Data shown section start

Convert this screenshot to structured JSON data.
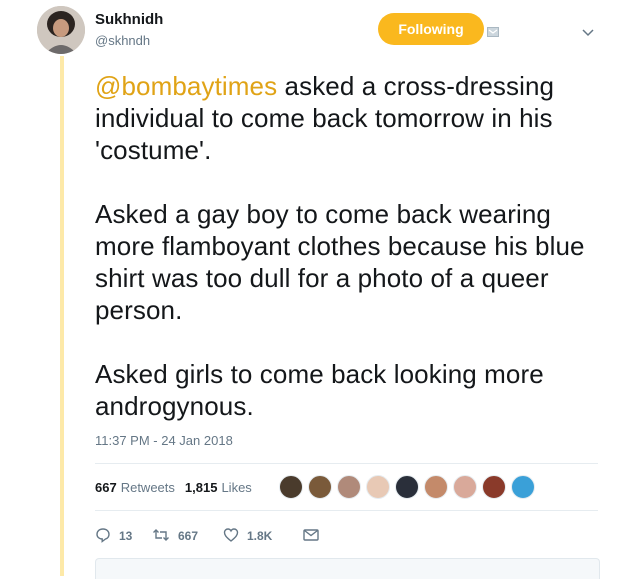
{
  "user": {
    "name": "Sukhnidh",
    "handle": "@skhndh"
  },
  "header": {
    "follow_label": "Following",
    "muted_icon": "muted-icon",
    "caret_icon": "chevron-down-icon"
  },
  "tweet": {
    "mention": "@bombaytimes",
    "line1_rest": " asked a cross-dressing individual to come back tomorrow in his 'costume'.",
    "paragraph2": "Asked a gay boy to come back wearing more flamboyant clothes because his blue shirt was too dull for a photo of a queer person.",
    "paragraph3": "Asked girls to come back looking more androgynous.",
    "timestamp": "11:37 PM - 24 Jan 2018"
  },
  "stats": {
    "retweets_count": "667",
    "retweets_label": "Retweets",
    "likes_count": "1,815",
    "likes_label": "Likes"
  },
  "actions": {
    "reply_count": "13",
    "retweet_count": "667",
    "like_count": "1.8K"
  },
  "colors": {
    "accent": "#fab81e",
    "mention": "#e0a316",
    "thread_line": "#fde9a8",
    "muted_text": "#657786"
  }
}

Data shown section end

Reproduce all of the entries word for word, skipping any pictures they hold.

Convert this screenshot to structured JSON data.
{
  "user": {
    "name": "Sukhnidh",
    "handle": "@skhndh"
  },
  "header": {
    "follow_label": "Following",
    "muted_icon": "muted-icon",
    "caret_icon": "chevron-down-icon"
  },
  "tweet": {
    "mention": "@bombaytimes",
    "line1_rest": " asked a cross-dressing individual to come back tomorrow in his 'costume'.",
    "paragraph2": "Asked a gay boy to come back wearing more flamboyant clothes because his blue shirt was too dull for a photo of a queer person.",
    "paragraph3": "Asked girls to come back looking more androgynous.",
    "timestamp": "11:37 PM - 24 Jan 2018"
  },
  "stats": {
    "retweets_count": "667",
    "retweets_label": "Retweets",
    "likes_count": "1,815",
    "likes_label": "Likes"
  },
  "actions": {
    "reply_count": "13",
    "retweet_count": "667",
    "like_count": "1.8K"
  },
  "colors": {
    "accent": "#fab81e",
    "mention": "#e0a316",
    "thread_line": "#fde9a8",
    "muted_text": "#657786"
  }
}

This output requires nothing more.